I'm attempting to compare this binary bootloader to a slightly different C version of some boot code. My initial approach is to look at the msg() calls and the strings they use. I can dump the strings, and most of the strings in the binary are also in the C code. However, Ghidra shows only one or two strings as being referenced anywhere.

Disassembly seems to be working since it's matching relatively closely between the binary and the repository code.

Binary disassembly

Repository Code repository code

Note that the file in question isn't an ELF or PE/COFF. It's a boot loader image where the very first address is the first instruction (that jumps down past some header info to 00000338). Supposedly it gets loaded into SRAM at address 0x00000000. I believe that since the jump at address 0x00 does seem to go to the correct location (0x00000338).

I suppose as part of the setup code, the strings could get copied elsewhere...

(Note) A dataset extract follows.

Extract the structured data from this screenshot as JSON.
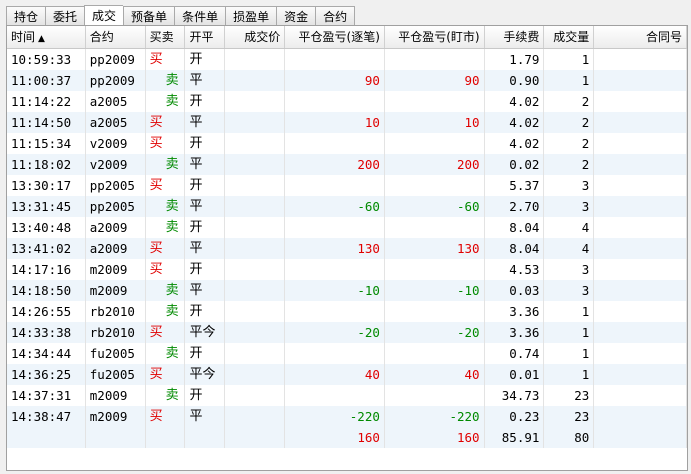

  • Did you use any loader for this binary? It might be that the sections are not correctly constructed and thus memory addresses do not match for it to be correctly referenced. Feb 8, 2022 at 17:12
  • No. I didn't use a loader. This file isn't an ELF or PE--it's some proprietary format. I'll add more information to the question.
    – watkipet
    Feb 9, 2022 at 1:09
  • Are you sure it should start at 0x0? In the linked source code you can find lines like this #define UBOOT_BASE 0x4a000000 and similar that defines much higher addresses. Feb 9, 2022 at 7:50
  • Yes. I'm sure it starts at 0x0. At 0x0, you can see a jump to the instructions in my screenshot. U-boot gets loaded after this code (boot0).
    – watkipet
    Feb 10, 2022 at 1:17

1 Answer 1


My problem was that the boot loader code gets loaded into SRAM, which has a base address of 0x20000. So that means the code can access data based at 0x0 and also the same data starting at offset 0x20000 (which it does for strings). So I added an entry, "SRAM A", to my Memory Map: memory map

As you can see, the source of the data comes from the same binary file.

Then I went hunting for all the pointers to the strings which pointed out past 0x20000 and converted them to string pointers. Here's one: pointer to SRAM

Here's the string in SRAM (it's referenced): SRAM string

Here's the same string based at 0x0 (it has no references): 0x0 string

I suspect there are many other reasons that strings won't show up as referenced in Ghidra--this is just one possible reason.

  • This is exactly what a custom loader should do. Build memory maps. Feb 10, 2022 at 6:49

Your Answer

By clicking “Post Your Answer”, you agree to our terms of service and acknowledge you have read our privacy policy.

Not the answer you're looking for? Browse other questions tagged or ask your own question.